→ **Required action**
For the records below, give the number of lines where the string "list" occurs. Include nothing else.

→ **Records provided**
**********
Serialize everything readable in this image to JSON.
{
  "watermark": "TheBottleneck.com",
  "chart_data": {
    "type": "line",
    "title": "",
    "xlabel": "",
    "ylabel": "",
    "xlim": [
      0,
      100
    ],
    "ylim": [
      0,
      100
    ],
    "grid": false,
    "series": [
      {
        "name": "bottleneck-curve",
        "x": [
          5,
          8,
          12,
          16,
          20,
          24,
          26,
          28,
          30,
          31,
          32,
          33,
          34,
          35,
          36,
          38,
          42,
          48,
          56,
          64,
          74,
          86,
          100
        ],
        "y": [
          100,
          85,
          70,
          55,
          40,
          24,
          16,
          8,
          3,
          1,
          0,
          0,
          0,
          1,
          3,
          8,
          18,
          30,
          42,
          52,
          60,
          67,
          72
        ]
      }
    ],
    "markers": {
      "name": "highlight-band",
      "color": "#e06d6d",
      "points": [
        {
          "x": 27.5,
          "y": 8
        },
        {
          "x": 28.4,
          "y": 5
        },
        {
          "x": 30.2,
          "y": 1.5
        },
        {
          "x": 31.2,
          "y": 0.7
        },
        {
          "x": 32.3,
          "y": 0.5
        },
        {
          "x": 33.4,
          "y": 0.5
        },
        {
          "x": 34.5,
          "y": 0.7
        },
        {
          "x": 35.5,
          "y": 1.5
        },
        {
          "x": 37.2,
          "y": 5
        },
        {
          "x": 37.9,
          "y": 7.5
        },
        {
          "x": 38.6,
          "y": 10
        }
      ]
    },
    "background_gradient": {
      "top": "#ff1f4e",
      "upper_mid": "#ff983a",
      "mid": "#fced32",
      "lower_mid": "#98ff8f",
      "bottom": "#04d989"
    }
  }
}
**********
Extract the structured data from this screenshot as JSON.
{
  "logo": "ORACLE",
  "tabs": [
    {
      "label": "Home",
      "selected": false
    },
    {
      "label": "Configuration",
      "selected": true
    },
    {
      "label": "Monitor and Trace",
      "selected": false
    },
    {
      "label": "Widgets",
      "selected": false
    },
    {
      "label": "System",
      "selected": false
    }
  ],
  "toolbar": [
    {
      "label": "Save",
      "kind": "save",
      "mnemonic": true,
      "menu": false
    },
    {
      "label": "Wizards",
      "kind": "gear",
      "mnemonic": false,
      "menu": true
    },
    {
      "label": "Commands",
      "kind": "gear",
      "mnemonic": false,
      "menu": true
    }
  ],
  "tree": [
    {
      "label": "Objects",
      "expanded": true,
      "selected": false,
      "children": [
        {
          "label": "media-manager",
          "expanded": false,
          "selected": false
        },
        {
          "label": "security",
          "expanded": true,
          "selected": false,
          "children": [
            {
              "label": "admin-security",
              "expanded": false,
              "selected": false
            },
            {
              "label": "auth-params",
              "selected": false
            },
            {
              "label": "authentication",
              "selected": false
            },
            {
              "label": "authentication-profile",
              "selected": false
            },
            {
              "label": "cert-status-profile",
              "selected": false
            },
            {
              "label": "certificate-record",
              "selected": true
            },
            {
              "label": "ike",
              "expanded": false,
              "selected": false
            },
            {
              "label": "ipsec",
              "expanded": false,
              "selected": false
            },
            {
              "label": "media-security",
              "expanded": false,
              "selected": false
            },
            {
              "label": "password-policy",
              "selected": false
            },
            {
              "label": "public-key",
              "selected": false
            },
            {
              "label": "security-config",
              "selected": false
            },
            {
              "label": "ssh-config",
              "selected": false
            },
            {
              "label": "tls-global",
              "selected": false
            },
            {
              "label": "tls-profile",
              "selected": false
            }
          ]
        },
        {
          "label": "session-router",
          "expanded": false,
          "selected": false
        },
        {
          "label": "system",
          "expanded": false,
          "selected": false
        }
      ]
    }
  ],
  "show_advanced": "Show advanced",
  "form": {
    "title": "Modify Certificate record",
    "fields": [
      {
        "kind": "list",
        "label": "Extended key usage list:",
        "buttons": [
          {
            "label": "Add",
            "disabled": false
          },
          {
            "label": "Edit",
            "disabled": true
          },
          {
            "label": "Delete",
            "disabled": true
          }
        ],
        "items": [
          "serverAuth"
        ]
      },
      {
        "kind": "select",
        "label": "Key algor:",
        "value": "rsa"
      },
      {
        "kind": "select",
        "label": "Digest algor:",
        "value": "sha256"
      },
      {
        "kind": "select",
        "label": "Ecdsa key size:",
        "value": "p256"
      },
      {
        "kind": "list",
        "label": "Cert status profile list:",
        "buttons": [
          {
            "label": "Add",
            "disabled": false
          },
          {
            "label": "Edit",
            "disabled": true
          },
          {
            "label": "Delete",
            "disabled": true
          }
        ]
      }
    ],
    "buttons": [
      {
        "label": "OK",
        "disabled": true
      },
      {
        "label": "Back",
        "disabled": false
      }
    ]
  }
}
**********
→ **Worked solution**
4